To find less in the big picture / To find strength in the details / To find the startling frequency / To find you on the same road / So tell me how you think it goes / So we can laugh in the aftermath / Under our breath / And help each other get through it
Track Name: West River
On the long ride up the west drive / Passing places I used to know / We’re all wired, twisted and storied / Glistening sheets of silver on silver / Plateau / Straight on until / Mulling over the different versions of the people I thought I’d be by now / Calling out to passing strangers / “How’d you get here?” and “Why’d you stay?” / Plateau / Straight on until / I’ve been counting people per second, mouths per minute and eyes by the hour / From a rooftop on the north side / As uncertain / As unsure / Plateau / Straight on until / Because sometimes nothing happens
Track Name: Neighborhood Song
In a town where the kids try their best to sound just like their parents / The parents can’t help but sound just like their kids / He says “Man, you don’t know me” / With a long late-morning stare / He says “I want you to know that you do not know” / I let it sink in / How I’m sinking / Unbound leaves in a black drawer / Dusty snow under a flickering light / All that white noise over the things we have catalogued / Will you free me from the days where this panic tears at my soul / Free me from the days where I don’t know my home / The song of the neighborhood / Sung like the song of the world
Track Name: Canadian Club
I’ve been writing on the backs of all these old postcards / Over what they say happened / Or what ever happened to / We met these kids in a blaze of bright ideas / I hear it never rains here / Or whatever was said / Says here it was colder in the southern states that year / Pent up fluorescence / Tiny fires in the air / Like a couple of kids aching for anything noon through the nighttime / Like a couple of kids with no known hometown / Like a couple of kids licking batteries in a soft suburban sunrise / Like a couple of kids with no known hometown / She says “I hope you survive your post-postcard life” / She says “So, tell me the plan…” / She demands a plan / I said my plan’s not to die
Track Name: Val d’ Or

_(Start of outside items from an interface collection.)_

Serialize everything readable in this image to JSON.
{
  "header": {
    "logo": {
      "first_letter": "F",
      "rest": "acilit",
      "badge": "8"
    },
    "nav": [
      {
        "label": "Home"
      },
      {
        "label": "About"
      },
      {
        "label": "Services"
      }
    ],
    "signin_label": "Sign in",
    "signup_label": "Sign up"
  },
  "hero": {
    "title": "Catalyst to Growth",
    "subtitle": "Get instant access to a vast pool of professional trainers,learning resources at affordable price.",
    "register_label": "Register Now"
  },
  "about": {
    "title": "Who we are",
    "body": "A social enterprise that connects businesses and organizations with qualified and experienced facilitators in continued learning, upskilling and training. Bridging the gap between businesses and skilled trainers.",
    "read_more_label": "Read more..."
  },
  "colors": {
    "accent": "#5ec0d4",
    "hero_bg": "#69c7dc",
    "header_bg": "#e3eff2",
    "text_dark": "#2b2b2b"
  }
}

These early May days make us crazy / These early summer nights drive us blind / To test the limits of the new year / To see how much, how far but never why / The endless parade / If it wasn't for the sound, don’t know where I’d be by now / Fireworks crest the cornices all across the north east / As these fiery thoughts thirst / Soaking in their summer heat
Track Name: Sideways House
Meet me by the new buildings / Future ghosts over past lives / Uncorked sentiment abounds / Staring through the ceiling / We were sideways / Positively crumbling / And I guess that’s what I miss about it now / When there’s nothing to owe / Both left as empty space
Track Name: Broken Vacuum
“You take too much” he says / “…from those big ideas.” he says / “Those men are all dead” he says / “And soon we will be too” / Then he says something like how he only smokes outside / “It blocks out the sun” he says / And disappears in a cloud / Nails to the bone / Piles of plans that never panned out / Nails to the bone / Wrote all these songs about a place I’ve never been / “Is it worth it?” she says / From across the water she says / “Is it worth it?” she says from a long way home / As I’m stuck inside watching her pack the car / “It blocks out the sound” she says / And disappears in a cloud / Nails to the bone / Piles of plans that never panned out / Nails to the bone / Wrote all these songs for a girl I didn’t know / In a low voice I mumble / “Hey man, I should go” / With a slow step I stumble out into the dark city streets / Nails to the bone
Track Name: When You're Older
This guy pushes right past me / Dragging his kid arms-length behind / Repeating “Listen to me son - we’re gonna be just fine” / They said I’d know when I was older / They said it would be abundantly clear / And if this is the secret / You can keep it / I keep hearing “we” / But they never asked me / Maybe its desire for displacement I’ve known / Or the storied promise that keeps me coming home / 
I’ll keep circling with sinners to forget about the winners / They say you’ll know it when you see it